### GOAL OF THE EXERCISE
Extract each record and reproduce it exactly.

Element data from apps and pages:
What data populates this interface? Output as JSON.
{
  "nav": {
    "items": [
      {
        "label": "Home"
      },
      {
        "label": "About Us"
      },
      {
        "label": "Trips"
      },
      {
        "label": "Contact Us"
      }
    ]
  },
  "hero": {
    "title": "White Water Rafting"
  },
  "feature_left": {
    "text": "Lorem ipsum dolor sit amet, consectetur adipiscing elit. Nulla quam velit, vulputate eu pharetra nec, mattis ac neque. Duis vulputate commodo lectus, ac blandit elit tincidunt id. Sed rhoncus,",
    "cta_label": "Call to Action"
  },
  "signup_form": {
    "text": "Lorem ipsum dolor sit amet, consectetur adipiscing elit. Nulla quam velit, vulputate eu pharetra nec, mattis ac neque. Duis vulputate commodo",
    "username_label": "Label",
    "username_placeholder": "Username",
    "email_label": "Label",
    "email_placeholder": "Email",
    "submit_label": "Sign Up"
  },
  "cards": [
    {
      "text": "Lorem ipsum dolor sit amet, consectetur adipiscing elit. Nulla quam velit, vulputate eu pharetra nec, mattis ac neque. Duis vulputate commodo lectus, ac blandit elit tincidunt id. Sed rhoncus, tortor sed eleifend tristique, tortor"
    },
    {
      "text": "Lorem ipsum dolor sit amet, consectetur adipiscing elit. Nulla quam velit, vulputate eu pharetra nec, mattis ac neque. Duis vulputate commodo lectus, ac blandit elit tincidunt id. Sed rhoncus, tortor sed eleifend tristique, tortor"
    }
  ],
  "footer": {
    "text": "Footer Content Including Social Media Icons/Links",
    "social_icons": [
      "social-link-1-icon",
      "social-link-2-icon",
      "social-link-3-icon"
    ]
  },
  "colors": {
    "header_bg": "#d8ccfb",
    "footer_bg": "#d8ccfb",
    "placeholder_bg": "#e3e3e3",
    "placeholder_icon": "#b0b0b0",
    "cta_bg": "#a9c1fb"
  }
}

### COMPLETED EXERCISE
What data populates this interface? Output as JSON.
{
  "nav": {
    "items": [
      {
        "label": "Home"
      },
      {
        "label": "About Us"
      },
      {
        "label": "Trips"
      },
      {
        "label": "Contact Us"
      }
    ]
  },
  "hero": {
    "title": "White Water Rafting"
  },
  "feature_left": {
    "text": "Lorem ipsum dolor sit amet, consectetur adipiscing elit. Nulla quam velit, vulputate eu pharetra nec, mattis ac neque. Duis vulputate commodo lectus, ac blandit elit tincidunt id. Sed rhoncus,",
    "cta_label": "Call to Action"
  },
  "signup_form": {
    "text": "Lorem ipsum dolor sit amet, consectetur adipiscing elit. Nulla quam velit, vulputate eu pharetra nec, mattis ac neque. Duis vulputate commodo",
    "username_label": "Label",
    "username_placeholder": "Username",
    "email_label": "Label",
    "email_placeholder": "Email",
    "submit_label": "Sign Up"
  },
  "cards": [
    {
      "text": "Lorem ipsum dolor sit amet, consectetur adipiscing elit. Nulla quam velit, vulputate eu pharetra nec, mattis ac neque. Duis vulputate commodo lectus, ac blandit elit tincidunt id. Sed rhoncus, tortor sed eleifend tristique, tortor"
    },
    {
      "text": "Lorem ipsum dolor sit amet, consectetur adipiscing elit. Nulla quam velit, vulputate eu pharetra nec, mattis ac neque. Duis vulputate commodo lectus, ac blandit elit tincidunt id. Sed rhoncus, tortor sed eleifend tristique, tortor"
    }
  ],
  "footer": {
    "text": "Footer Content Including Social Media Icons/Links",
    "social_icons": [
      "social-link-1-icon",
      "social-link-2-icon",
      "social-link-3-icon"
    ]
  },
  "colors": {
    "header_bg": "#d8ccfb",
    "footer_bg": "#d8ccfb",
    "placeholder_bg": "#e3e3e3",
    "placeholder_icon": "#b0b0b0",
    "cta_bg": "#a9c1fb"
  }
}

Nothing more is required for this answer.